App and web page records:
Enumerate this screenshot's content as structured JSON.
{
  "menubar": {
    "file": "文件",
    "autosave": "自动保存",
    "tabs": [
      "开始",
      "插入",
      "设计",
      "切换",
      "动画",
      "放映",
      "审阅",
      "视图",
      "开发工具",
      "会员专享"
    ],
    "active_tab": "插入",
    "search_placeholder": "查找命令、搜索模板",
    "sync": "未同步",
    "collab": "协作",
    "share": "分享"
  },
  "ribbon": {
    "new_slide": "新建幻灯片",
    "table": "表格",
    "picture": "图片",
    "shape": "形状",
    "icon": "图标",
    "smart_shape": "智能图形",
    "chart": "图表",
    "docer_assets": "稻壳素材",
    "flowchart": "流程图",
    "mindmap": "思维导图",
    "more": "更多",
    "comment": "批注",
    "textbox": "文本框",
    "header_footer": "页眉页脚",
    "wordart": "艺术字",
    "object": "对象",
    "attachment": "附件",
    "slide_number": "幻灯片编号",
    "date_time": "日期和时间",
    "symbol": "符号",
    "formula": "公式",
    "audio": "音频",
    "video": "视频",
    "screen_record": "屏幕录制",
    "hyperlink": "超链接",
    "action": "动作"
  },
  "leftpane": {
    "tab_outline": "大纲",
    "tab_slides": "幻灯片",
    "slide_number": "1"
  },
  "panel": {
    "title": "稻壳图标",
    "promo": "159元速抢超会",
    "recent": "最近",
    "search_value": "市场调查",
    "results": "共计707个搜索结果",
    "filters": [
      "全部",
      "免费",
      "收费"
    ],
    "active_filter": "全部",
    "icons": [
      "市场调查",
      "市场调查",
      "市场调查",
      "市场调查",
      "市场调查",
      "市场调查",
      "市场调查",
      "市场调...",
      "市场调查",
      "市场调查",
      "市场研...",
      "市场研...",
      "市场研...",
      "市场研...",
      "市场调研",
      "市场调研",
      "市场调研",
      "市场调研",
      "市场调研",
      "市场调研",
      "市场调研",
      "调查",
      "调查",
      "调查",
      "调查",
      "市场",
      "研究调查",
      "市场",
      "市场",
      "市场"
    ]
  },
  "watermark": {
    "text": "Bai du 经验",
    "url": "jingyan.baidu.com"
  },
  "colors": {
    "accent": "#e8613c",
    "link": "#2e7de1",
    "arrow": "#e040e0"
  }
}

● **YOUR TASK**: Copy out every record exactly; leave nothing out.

● **TASK OUTPUT**:
Enumerate this screenshot's content as structured JSON.
{
  "menubar": {
    "file": "文件",
    "autosave": "自动保存",
    "tabs": [
      "开始",
      "插入",
      "设计",
      "切换",
      "动画",
      "放映",
      "审阅",
      "视图",
      "开发工具",
      "会员专享"
    ],
    "active_tab": "插入",
    "search_placeholder": "查找命令、搜索模板",
    "sync": "未同步",
    "collab": "协作",
    "share": "分享"
  },
  "ribbon": {
    "new_slide": "新建幻灯片",
    "table": "表格",
    "picture": "图片",
    "shape": "形状",
    "icon": "图标",
    "smart_shape": "智能图形",
    "chart": "图表",
    "docer_assets": "稻壳素材",
    "flowchart": "流程图",
    "mindmap": "思维导图",
    "more": "更多",
    "comment": "批注",
    "textbox": "文本框",
    "header_footer": "页眉页脚",
    "wordart": "艺术字",
    "object": "对象",
    "attachment": "附件",
    "slide_number": "幻灯片编号",
    "date_time": "日期和时间",
    "symbol": "符号",
    "formula": "公式",
    "audio": "音频",
    "video": "视频",
    "screen_record": "屏幕录制",
    "hyperlink": "超链接",
    "action": "动作"
  },
  "leftpane": {
    "tab_outline": "大纲",
    "tab_slides": "幻灯片",
    "slide_number": "1"
  },
  "panel": {
    "title": "稻壳图标",
    "promo": "159元速抢超会",
    "recent": "最近",
    "search_value": "市场调查",
    "results": "共计707个搜索结果",
    "filters": [
      "全部",
      "免费",
      "收费"
    ],
    "active_filter": "全部",
    "icons": [
      "市场调查",
      "市场调查",
      "市场调查",
      "市场调查",
      "市场调查",
      "市场调查",
      "市场调查",
      "市场调...",
      "市场调查",
      "市场调查",
      "市场研...",
      "市场研...",
      "市场研...",
      "市场研...",
      "市场调研",
      "市场调研",
      "市场调研",
      "市场调研",
      "市场调研",
      "市场调研",
      "市场调研",
      "调查",
      "调查",
      "调查",
      "调查",
      "市场",
      "研究调查",
      "市场",
      "市场",
      "市场"
    ]
  },
  "watermark": {
    "text": "Bai du 经验",
    "url": "jingyan.baidu.com"
  },
  "colors": {
    "accent": "#e8613c",
    "link": "#2e7de1",
    "arrow": "#e040e0"
  }
}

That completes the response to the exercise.